Grandparents and siblings of children with congenital heart disease
Version of Record online: 8 OCT 2010
© 2010 The Authors. Journal of Advanced Nursing © 2010 Blackwell Publishing Ltd
Journal of Advanced Nursing
Volume 67, Issue 1, pages 169–175, January 2011
How to Cite
Ravindran, V. P. and Rempel, G. R. (2011), Grandparents and siblings of children with congenital heart disease. Journal of Advanced Nursing, 67: 169–175. doi: 10.1111/j.1365-2648.2010.05482.x
- Issue online: 12 DEC 2010
- Version of Record online: 8 OCT 2010
- Accepted for publication 3 September 2010
- congenital heart defect;
- family-centred care;
- grounded theory;
- sick children
ravindran v.p. & rempel g.r. (2010) Grandparents and siblings of children with congenital heart disease. Journal of Advanced Nursing 67(1), 169–175.
Aim. This paper is a report of a study of the process of grandparent involvement with siblings of preschool children with hypoplastic left heart syndrome.

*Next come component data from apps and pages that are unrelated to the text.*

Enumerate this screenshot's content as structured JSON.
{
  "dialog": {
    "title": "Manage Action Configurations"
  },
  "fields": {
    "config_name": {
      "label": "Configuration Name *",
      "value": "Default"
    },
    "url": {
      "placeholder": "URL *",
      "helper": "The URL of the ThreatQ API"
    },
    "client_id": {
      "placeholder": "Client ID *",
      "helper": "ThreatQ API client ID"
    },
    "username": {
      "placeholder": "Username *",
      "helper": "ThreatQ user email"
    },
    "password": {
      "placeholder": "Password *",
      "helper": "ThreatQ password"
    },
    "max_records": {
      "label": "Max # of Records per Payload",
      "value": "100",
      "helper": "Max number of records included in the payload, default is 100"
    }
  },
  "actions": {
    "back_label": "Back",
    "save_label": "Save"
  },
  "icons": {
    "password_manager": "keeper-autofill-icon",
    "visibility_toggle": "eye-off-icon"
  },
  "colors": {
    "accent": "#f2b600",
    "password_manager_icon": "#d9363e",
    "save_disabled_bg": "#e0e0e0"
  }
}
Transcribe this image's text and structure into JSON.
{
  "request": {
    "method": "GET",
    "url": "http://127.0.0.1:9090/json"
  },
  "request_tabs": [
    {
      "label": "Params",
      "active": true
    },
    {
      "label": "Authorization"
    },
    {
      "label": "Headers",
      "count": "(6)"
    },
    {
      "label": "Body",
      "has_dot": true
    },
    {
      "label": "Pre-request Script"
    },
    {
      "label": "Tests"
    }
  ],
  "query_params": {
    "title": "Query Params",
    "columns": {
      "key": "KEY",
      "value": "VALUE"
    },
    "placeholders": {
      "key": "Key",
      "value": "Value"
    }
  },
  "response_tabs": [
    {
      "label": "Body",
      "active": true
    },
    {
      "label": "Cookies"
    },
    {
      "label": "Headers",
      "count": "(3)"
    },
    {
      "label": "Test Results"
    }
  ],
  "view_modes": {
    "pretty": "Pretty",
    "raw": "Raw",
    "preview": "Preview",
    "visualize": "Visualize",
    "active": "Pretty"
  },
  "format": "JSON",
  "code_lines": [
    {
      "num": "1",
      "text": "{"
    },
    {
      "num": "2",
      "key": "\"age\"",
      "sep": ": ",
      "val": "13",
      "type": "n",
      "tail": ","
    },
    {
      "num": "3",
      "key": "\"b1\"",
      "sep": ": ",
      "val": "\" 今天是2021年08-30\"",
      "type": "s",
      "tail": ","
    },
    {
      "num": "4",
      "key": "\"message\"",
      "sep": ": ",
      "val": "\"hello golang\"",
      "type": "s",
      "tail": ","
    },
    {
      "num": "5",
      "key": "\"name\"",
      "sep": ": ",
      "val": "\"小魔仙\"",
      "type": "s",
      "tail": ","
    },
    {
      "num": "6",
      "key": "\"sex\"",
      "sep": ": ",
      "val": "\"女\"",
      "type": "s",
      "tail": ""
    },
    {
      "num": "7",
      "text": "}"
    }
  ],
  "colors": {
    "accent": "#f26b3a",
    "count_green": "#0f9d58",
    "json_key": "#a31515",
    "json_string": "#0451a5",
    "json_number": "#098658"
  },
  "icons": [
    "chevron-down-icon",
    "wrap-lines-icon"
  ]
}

Background. An increasing number of grandparents are involved in parental or near-parental roles with their grandchildren. Most research concerns grandparent involvement due to parental issues (e.g. teenage pregnancy, mental illness, addiction). Some research addresses grandparent involvement when their grandchild is ill. Grandparents’‘double concern’ for both their adult children and their ill grandchildren is reported in the literature. In this paper, we describe a third concern for grandparents: the sibling(s) of their sick grandchild.
Method. Individual interviews were conducted in 2007 with 15 grandparents of six preschool children with complex congenital heart disease. Open and selective coding, categorization, and theoretical memoing were used to analyse the data.
Findings. ‘Stepping in as needed’ and ‘safeguarding relationships’ were identified as two core categories related to grandparenting siblings of children with heart disease. Grandparents stepped into a parent role with toddler and preschool-aged siblings by attending to their daily care routines, recreational and play times, and relational needs while parents were occupied with their sick and hospitalized infants. Grandparents’ concerted efforts to sustain parent–child and child–sibling relationships were also striking.
Conclusion. Our findings extend the concept of ‘double concern’ to ‘triple concern’, and direct a research and practice focus towards the unexplored roles and needs of grandparents and siblings in families whose young children have life-threatening illnesses.